Sunday, February 1, 2009

Will Barack Obama's social media success lead to other politicians using social media?

When historians look back on the success of Barrack Obama's election, they will note his use of social media tools to communicate to his electorate. Gylon Jackson, the founder of the San Antonio Blog Training Academy, said he believes more politicians will embrace the use of social media tools.

"One of the biggest reasons that Barack was elected was because he understood social media, while John McCain couldn't even use his email," he said during the San Antonio Freelance camp.

Still, there are those who have issues with a local politician who is actively blogging. Uberblogger and writer Ron Miller noted in his last blog post the furor over one Massachusetts school board member who was using a blog to share her views on a pending school closure in her district. Catherine A. Sanderson, an Amherst school board member, has a very clean looking blog which tells her constituents her views on how her district must manage the financial resources to keep schools open.

Still, not everyone believes their school board member should blog about her views. John Keins, a teacher in Sanderson's district terms her blog as "bully pulpit to further the agenda of those associated with it."

Sanderson's blog clearly details her positions on school closure and other issues involving her school district. Her constituents get her views in real time instead of waiting to get a quip from the local newspaper or a 10-second sound bite on the local TV station.

As a communications professional of over 30 years, I have to think that more politicians and community leaders will want to embrace blogging as a way to reach out to their voters. Barrack Obama's victory in the last presidential election showed how a candidate could effectively use social media tools. Now, others like Sanderson are starting to embrace social media as an effective way to communicate to others.

Sanderson's blog shows a trend that other politicians should follow while in office.  By clearly stating her views on issues, her constituents clearly see the decision making process and issues confronting her.   And, more impotantly, her blog allows voters like Keins to share their perspective on them as well.
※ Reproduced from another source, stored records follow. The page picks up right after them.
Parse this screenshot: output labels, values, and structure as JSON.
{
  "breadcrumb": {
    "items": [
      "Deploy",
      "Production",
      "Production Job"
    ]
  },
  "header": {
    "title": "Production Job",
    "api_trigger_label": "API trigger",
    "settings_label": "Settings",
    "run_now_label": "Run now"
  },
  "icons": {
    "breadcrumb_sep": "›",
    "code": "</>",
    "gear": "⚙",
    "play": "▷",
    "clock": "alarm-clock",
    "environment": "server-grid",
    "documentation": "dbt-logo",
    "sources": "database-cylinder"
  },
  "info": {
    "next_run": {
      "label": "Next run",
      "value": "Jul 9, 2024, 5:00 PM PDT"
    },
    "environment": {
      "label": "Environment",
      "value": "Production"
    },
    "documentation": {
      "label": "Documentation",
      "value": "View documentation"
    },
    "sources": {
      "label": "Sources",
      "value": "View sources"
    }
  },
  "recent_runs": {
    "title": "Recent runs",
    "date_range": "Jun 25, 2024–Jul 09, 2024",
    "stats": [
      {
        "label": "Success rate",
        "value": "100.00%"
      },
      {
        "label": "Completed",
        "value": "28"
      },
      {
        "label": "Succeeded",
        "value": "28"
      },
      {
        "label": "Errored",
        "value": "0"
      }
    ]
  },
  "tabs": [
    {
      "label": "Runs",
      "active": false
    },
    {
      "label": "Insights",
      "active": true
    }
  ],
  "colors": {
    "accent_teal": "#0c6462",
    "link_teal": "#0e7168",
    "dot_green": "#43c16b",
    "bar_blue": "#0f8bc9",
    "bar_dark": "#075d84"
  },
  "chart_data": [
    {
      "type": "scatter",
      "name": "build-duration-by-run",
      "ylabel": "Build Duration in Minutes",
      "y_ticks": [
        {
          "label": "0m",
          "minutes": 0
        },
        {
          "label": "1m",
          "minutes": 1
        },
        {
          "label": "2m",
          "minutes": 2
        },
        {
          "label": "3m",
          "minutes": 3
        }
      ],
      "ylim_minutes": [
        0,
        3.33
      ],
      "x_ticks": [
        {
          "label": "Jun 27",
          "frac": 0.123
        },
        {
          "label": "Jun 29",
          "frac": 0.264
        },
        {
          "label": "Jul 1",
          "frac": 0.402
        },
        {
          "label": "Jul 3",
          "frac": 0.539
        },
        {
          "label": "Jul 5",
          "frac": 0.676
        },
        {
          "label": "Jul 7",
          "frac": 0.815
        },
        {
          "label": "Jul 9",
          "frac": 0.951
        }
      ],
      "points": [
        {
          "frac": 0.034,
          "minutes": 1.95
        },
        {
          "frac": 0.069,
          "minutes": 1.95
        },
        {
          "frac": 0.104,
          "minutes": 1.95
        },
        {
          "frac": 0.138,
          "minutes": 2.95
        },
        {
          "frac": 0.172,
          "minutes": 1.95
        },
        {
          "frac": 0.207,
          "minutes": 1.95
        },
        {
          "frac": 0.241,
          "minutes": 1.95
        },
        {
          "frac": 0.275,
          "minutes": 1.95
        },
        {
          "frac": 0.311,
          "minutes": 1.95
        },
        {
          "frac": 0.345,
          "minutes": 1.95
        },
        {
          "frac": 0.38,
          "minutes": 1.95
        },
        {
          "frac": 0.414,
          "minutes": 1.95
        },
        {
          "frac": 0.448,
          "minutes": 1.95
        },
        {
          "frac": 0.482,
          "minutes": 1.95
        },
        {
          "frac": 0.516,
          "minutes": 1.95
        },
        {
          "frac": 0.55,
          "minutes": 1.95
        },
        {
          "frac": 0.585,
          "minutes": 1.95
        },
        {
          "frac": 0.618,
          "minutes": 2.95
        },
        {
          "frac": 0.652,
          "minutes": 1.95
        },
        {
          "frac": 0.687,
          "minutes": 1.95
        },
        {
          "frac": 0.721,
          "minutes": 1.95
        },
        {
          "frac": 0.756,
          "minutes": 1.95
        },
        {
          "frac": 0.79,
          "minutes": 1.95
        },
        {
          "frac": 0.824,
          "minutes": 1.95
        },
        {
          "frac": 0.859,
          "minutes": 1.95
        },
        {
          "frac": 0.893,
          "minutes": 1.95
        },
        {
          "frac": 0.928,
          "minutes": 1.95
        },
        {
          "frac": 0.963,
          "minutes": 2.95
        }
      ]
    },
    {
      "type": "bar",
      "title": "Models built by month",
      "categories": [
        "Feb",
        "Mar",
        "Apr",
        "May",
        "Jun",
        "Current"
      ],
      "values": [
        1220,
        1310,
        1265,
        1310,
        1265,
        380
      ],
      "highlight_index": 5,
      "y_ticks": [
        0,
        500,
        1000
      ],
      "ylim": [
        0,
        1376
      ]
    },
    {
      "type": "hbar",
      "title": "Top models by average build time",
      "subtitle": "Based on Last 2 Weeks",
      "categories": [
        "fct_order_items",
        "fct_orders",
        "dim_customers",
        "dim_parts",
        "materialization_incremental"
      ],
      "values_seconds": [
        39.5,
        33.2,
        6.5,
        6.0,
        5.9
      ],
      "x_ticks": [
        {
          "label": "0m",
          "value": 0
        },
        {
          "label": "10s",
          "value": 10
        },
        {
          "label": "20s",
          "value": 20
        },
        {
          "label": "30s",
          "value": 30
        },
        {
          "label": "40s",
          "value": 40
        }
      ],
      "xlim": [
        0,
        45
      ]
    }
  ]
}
1 comment:

Gylon Jackson said...

You never know when you are talking to a blogger if your name or quote will show up in a blog.
Case in point my name winding up on this blog. I met Matt Scherer the other day at Freelance Camp San Antonio and we had some very good discussions.
Since I am a fairly transparent and most of the time mean what I say and say what I mean it was great to be quoted for this post.
The other thing that I mentioned to Matt it is all about transparency. I think that main stream media and some aspects of the government are scared of transparency. Blogging in my opinion is the last true form of freedom of speech. Politicians will attempt to use social media but they must learn that social media is about feeling with real action and not just a fad or action.